=== Section Start ===
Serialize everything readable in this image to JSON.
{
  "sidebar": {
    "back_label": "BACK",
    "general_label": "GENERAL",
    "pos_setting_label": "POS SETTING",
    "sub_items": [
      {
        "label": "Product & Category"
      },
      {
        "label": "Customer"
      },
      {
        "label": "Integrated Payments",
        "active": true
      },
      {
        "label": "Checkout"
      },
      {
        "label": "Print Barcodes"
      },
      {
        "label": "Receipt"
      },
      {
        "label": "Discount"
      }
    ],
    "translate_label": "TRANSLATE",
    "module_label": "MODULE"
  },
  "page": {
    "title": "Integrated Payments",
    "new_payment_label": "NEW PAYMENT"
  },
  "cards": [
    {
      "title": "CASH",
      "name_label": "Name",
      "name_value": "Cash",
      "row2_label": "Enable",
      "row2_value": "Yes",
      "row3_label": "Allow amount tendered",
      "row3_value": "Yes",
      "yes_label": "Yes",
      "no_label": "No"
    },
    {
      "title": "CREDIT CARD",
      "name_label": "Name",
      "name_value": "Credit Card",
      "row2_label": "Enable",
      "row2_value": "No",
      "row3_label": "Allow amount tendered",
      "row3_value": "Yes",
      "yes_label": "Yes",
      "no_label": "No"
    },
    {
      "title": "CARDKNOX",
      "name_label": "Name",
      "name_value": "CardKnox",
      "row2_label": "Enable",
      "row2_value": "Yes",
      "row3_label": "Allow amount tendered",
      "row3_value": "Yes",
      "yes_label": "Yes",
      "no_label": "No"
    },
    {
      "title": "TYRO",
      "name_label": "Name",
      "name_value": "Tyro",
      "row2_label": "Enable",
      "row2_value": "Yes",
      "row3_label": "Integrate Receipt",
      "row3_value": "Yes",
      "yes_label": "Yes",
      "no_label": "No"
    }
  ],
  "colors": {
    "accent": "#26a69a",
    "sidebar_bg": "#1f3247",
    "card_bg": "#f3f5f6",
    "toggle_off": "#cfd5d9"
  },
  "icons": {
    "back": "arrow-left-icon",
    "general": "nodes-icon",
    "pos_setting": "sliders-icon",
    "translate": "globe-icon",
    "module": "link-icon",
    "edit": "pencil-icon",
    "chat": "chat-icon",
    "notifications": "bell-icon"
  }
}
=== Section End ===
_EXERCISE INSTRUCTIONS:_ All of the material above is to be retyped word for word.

_EXERCISE SOLUTION:_
Serialize everything readable in this image to JSON.
{
  "sidebar": {
    "back_label": "BACK",
    "general_label": "GENERAL",
    "pos_setting_label": "POS SETTING",
    "sub_items": [
      {
        "label": "Product & Category"
      },
      {
        "label": "Customer"
      },
      {
        "label": "Integrated Payments",
        "active": true
      },
      {
        "label": "Checkout"
      },
      {
        "label": "Print Barcodes"
      },
      {
        "label": "Receipt"
      },
      {
        "label": "Discount"
      }
    ],
    "translate_label": "TRANSLATE",
    "module_label": "MODULE"
  },
  "page": {
    "title": "Integrated Payments",
    "new_payment_label": "NEW PAYMENT"
  },
  "cards": [
    {
      "title": "CASH",
      "name_label": "Name",
      "name_value": "Cash",
      "row2_label": "Enable",
      "row2_value": "Yes",
      "row3_label": "Allow amount tendered",
      "row3_value": "Yes",
      "yes_label": "Yes",
      "no_label": "No"
    },
    {
      "title": "CREDIT CARD",
      "name_label": "Name",
      "name_value": "Credit Card",
      "row2_label": "Enable",
      "row2_value": "No",
      "row3_label": "Allow amount tendered",
      "row3_value": "Yes",
      "yes_label": "Yes",
      "no_label": "No"
    },
    {
      "title": "CARDKNOX",
      "name_label": "Name",
      "name_value": "CardKnox",
      "row2_label": "Enable",
      "row2_value": "Yes",
      "row3_label": "Allow amount tendered",
      "row3_value": "Yes",
      "yes_label": "Yes",
      "no_label": "No"
    },
    {
      "title": "TYRO",
      "name_label": "Name",
      "name_value": "Tyro",
      "row2_label": "Enable",
      "row2_value": "Yes",
      "row3_label": "Integrate Receipt",
      "row3_value": "Yes",
      "yes_label": "Yes",
      "no_label": "No"
    }
  ],
  "colors": {
    "accent": "#26a69a",
    "sidebar_bg": "#1f3247",
    "card_bg": "#f3f5f6",
    "toggle_off": "#cfd5d9"
  },
  "icons": {
    "back": "arrow-left-icon",
    "general": "nodes-icon",
    "pos_setting": "sliders-icon",
    "translate": "globe-icon",
    "module": "link-icon",
    "edit": "pencil-icon",
    "chat": "chat-icon",
    "notifications": "bell-icon"
  }
}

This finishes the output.